1. Sing Pop Songs in Your Key
Mercifully, songs can be moved to whatever key the singer chooses. Have a voice teacher help you measure your range and choose comfortable keys for your pieces. Many websites that sell sheet music let you easily change the key of a piece before purchase, so you can even get sheet music in the appropriate range.
Going to a karaoke night? Some karaoke machines let you change the keys of background tracks, so remember your ideal keys for a few pieces and make the appropriate adjustments. You will be surprised how much better you sound when you are not trying to sing music that is way too high for your voice.
2. Change Ornaments to Fit Your Voice
A big part of being a singer is coming up with your own ornaments in different pieces. Copying the original artist note-for-note and riff-for-riff is not exactly creative, and for you, it is probably uncomfortable (or even impossible), as well. Change things around to fit your style and your instrument. Instead of going for the high note at the end, for instance, what if you went down an octave?
3. Explore the Few, Proud Low Pop Singers
Although they are few and far between, there has been a handful of baritone popular music singers since the 1960s. Eric Clapton, Iggy Pop, Billy Idol, Bob Marley, Eddie Vedder (Pearl Jam), and Kurt Cobain (Nirvana) are a few outliers. You will likely be able to sing these singers’ songs in the original keys! Hallelujah!
Here are some specific songs to add to your singing repertoire:
- “White Wedding” (Billy Idol)
- “Layla” (Eric Clapton)
- “Jeremy” (Pearl Jam)
- “Lithium” (Nirvana)
- “Hound Dog” (Elvis)
- “My Way” (Frank Sinatra)
- “Steal My Body Home” (Beck)
4. Branch Out

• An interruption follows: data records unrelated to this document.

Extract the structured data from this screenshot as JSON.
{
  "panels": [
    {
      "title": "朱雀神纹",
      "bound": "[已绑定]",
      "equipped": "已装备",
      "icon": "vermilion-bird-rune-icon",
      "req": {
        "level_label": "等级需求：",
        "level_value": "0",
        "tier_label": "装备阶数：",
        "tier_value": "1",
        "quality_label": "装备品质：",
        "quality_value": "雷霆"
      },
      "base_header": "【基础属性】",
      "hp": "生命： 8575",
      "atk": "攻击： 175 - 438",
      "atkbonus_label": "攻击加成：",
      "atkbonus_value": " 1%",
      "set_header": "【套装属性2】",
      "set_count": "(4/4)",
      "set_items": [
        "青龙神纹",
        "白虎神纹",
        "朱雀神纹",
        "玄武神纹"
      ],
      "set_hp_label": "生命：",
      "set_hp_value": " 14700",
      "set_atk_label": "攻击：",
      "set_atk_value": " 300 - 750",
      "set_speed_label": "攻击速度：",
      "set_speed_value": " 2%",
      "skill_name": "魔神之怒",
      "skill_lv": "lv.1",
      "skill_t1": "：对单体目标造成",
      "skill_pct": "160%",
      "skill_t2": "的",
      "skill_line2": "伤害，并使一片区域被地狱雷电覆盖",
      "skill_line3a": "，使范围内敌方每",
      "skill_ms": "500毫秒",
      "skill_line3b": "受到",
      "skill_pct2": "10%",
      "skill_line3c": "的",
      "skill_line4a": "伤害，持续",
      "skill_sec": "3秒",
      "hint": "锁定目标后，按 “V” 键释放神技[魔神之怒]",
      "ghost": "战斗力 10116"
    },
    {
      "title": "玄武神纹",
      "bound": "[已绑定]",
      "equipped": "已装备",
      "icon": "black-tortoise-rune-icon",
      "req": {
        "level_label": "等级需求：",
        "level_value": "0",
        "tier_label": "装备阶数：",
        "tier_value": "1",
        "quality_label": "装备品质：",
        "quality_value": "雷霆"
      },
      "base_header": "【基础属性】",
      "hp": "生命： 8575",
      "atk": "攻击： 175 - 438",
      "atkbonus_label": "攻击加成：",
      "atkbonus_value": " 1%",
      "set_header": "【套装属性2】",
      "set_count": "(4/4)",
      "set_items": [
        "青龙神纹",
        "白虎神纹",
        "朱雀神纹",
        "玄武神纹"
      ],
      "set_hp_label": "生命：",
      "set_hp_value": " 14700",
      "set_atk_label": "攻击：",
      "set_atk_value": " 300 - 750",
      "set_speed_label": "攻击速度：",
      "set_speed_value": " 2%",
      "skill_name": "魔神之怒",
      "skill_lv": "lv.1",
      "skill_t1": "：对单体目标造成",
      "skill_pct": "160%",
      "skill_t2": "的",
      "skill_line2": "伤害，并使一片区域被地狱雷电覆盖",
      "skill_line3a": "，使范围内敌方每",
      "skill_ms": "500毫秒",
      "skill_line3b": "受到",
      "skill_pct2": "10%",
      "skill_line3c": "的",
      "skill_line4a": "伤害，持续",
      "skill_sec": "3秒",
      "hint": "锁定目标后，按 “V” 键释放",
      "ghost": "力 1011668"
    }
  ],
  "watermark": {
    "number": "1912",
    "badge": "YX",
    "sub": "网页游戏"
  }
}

Popular music draws inspiration from a plethora of genres, including blues, metal, country, musical theater, and even opera. As it turns out, tenor dictatorship does not spread to these other genres. Baritone singers like B.B. King, Tim McGraw, and Chris Young all have large baritone discographies. Musical theater roles like Javert (“Les Misérables”), Tom Collins (“Rent”), and Sweeney Todd (“Sweeney Todd”) showcase low voices, as do a huge array of art songs and operatic roles.
5. Write Your Own Music
If you get frustrated by the lack of pop music for low voice, try writing your own bass or baritone pop music! Work with your voice teacher to get an idea of where your voice sits best, and write in a way that flatters your vocal abilities. I, for one, think it is high time we had a baritone or bass pop singer, so if you make it to the big time, I would be thrilled!
Readers, what baritone pop songs do you have in your repertoire? Leave a comment below and let us know! Want even more song recommendations? Click here for even more songs to sing!
Photo by Yuichi Sakuraba